REQUIRED ACTION = Which of the lines below holds the string "chevron"? Copy every line that does.

MATERIAL SUPPLIED Block Start

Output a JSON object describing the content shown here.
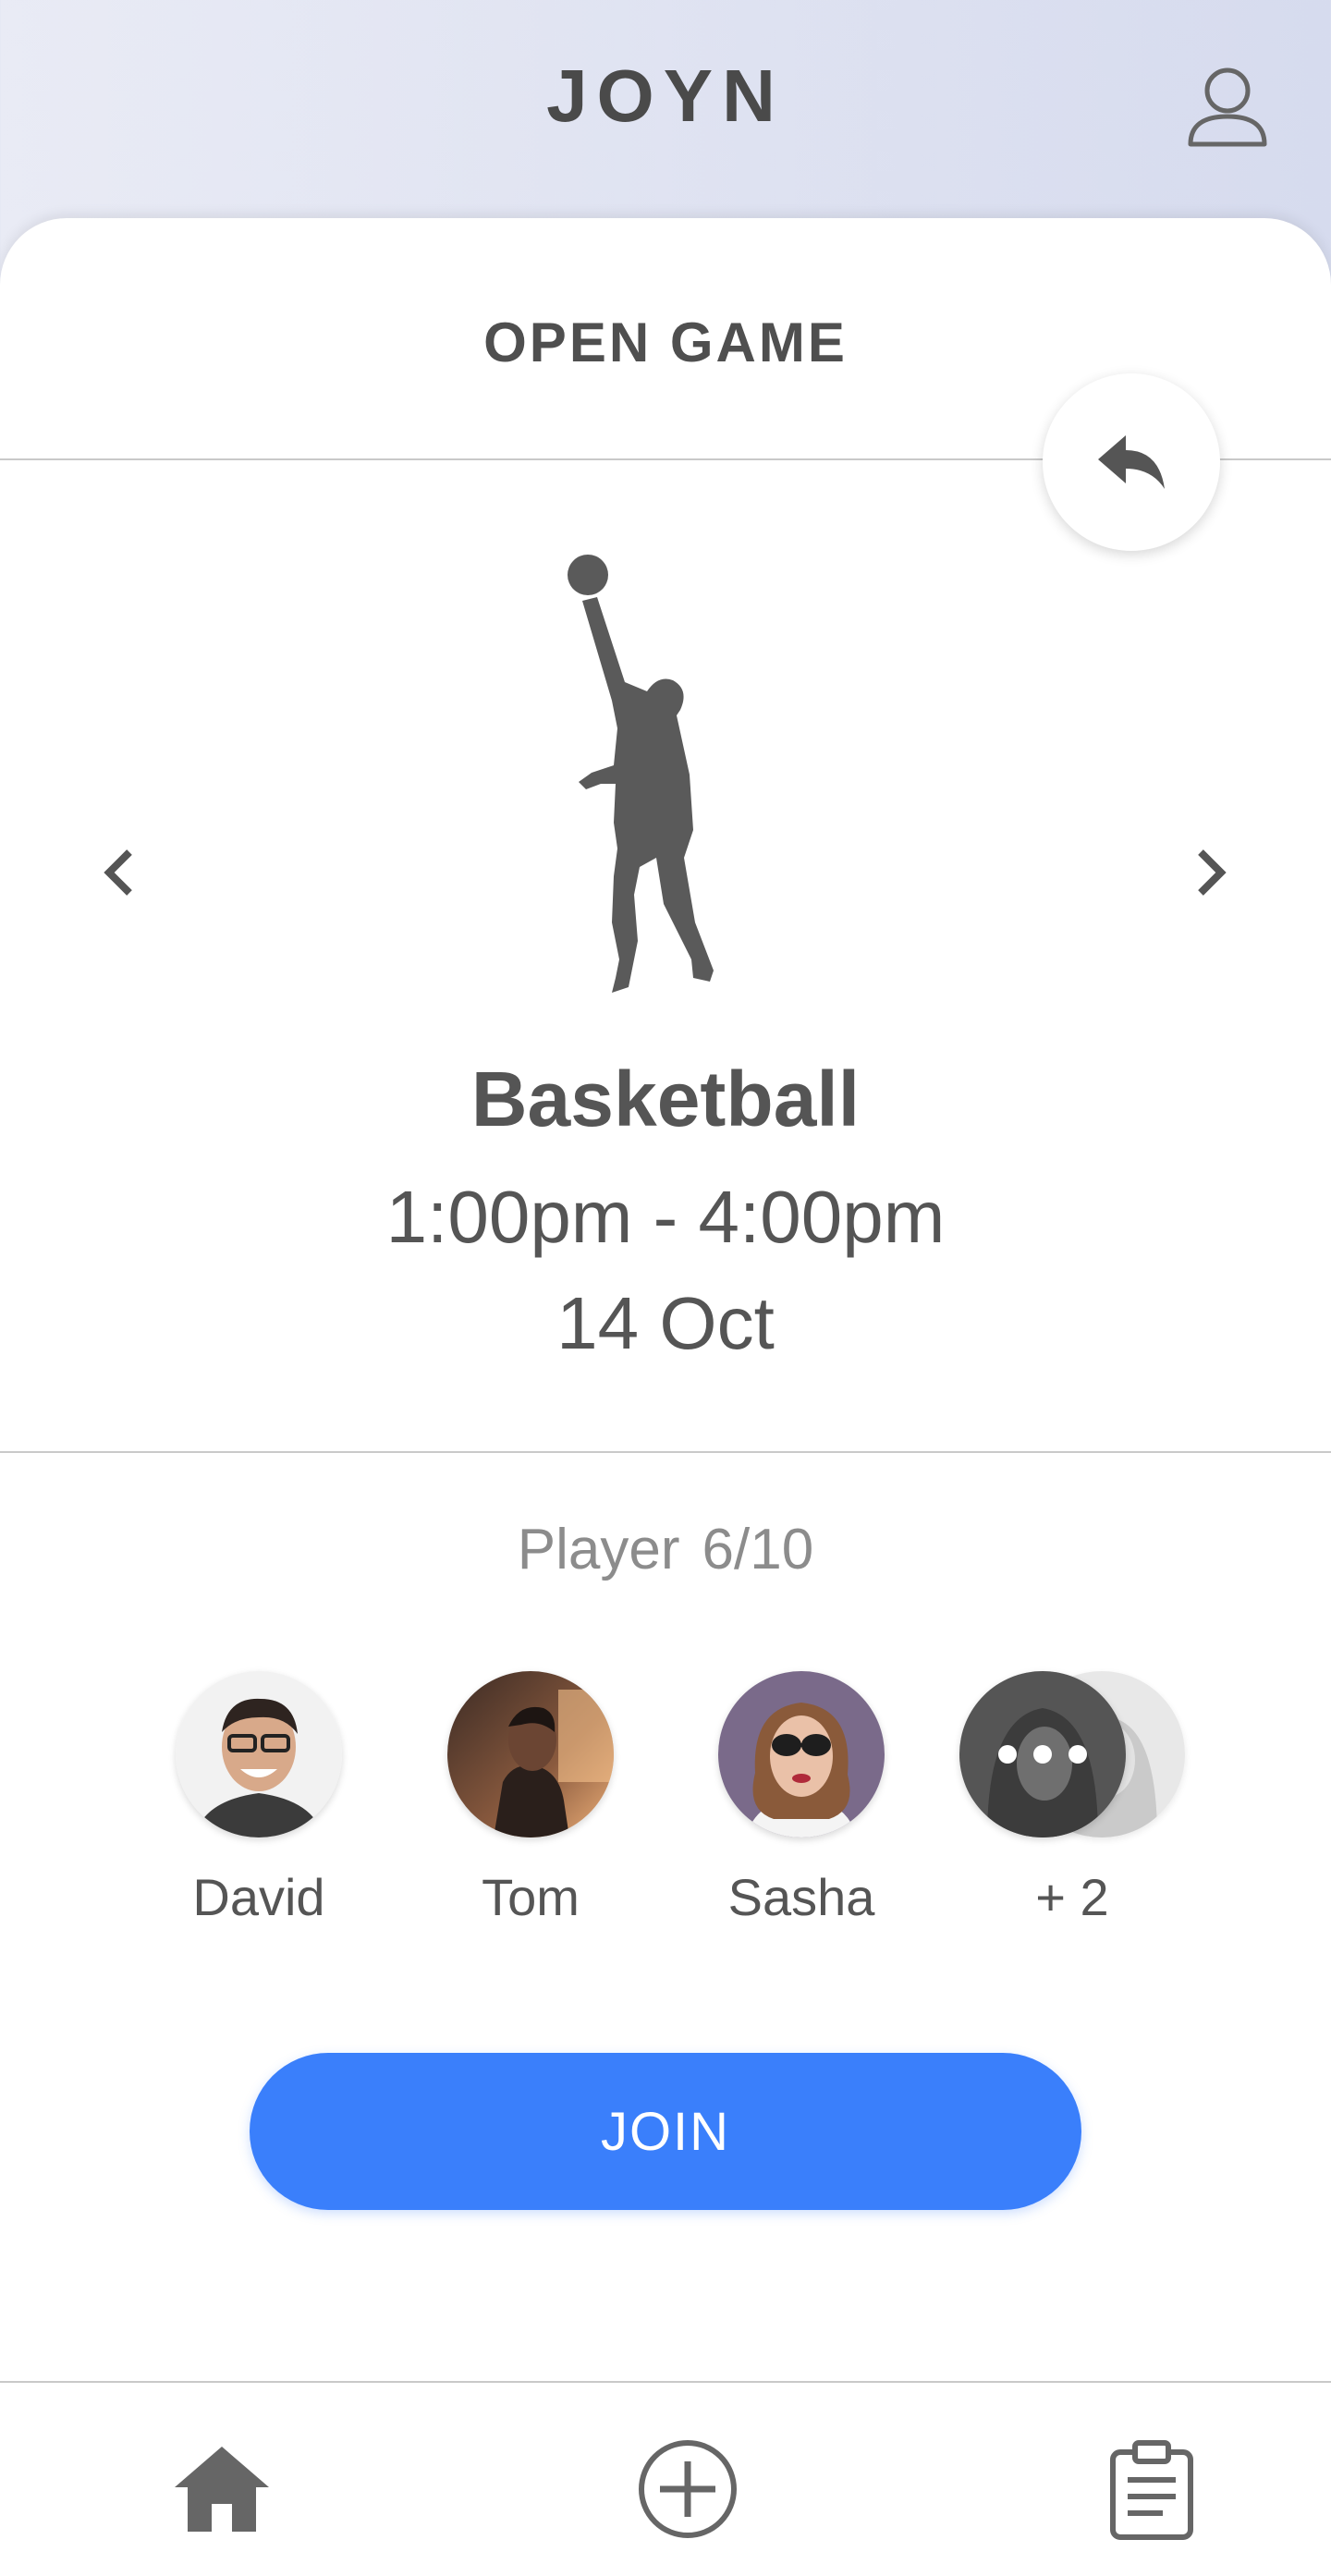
{
  "header": {
    "app_title": "JOYN",
    "profile_icon": "user-icon"
  },
  "card": {
    "title": "OPEN GAME",
    "back_icon": "reply-arrow-icon",
    "prev_icon": "chevron-left-icon",
    "next_icon": "chevron-right-icon",
    "sport": {
      "name": "Basketball",
      "time": "1:00pm - 4:00pm",
      "date": "14 Oct",
      "icon": "basketball-player-icon"
    },
    "players": {
      "label": "Player",
      "count": "6/10",
      "list": [
        {
          "name": "David"
        },
        {
          "name": "Tom"
        },
        {
          "name": "Sasha"
        },
        {
          "name": "+ 2"
        }
      ]
    },
    "join_label": "JOIN"
  },
  "bottom_nav": [
    {
      "icon": "home-icon"
    },
    {
      "icon": "add-circle-icon"
    },
    {
      "icon": "clipboard-icon"
    }
  ],
  "colors": {
    "accent": "#3a7ffb",
    "text": "#555555",
    "muted": "#8c8c8c"
  }
}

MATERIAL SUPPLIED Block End

RESPONSE =
    "prev_icon": "chevron-left-icon",
    "next_icon": "chevron-right-icon",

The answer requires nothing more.